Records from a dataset
Segment Open
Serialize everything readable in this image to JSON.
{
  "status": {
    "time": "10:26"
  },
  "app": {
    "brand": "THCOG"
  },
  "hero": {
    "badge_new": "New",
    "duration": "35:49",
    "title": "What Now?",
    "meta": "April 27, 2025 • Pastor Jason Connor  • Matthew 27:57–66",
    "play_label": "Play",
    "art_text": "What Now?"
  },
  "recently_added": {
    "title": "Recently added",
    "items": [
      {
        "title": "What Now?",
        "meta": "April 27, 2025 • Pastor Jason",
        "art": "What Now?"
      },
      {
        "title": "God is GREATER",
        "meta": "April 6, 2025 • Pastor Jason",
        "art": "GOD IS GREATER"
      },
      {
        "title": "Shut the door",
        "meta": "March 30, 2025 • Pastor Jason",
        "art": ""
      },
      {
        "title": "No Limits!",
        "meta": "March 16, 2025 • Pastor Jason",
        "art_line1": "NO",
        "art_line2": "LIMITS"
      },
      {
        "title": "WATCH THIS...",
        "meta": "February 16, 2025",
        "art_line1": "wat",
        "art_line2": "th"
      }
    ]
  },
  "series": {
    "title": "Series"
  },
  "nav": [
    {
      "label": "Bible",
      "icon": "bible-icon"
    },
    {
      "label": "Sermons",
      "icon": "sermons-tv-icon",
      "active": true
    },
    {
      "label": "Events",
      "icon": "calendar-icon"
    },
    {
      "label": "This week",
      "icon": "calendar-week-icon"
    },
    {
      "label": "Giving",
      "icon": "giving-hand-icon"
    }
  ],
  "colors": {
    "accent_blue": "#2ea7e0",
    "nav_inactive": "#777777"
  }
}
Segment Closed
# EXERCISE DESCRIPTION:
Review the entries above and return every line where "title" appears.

# WRITTEN SOLUTION:
    "title": "What Now?",
    "title": "Recently added",
        "title": "What Now?",
        "title": "God is GREATER",
        "title": "Shut the door",
        "title": "No Limits!",
        "title": "WATCH THIS...",
    "title": "Series"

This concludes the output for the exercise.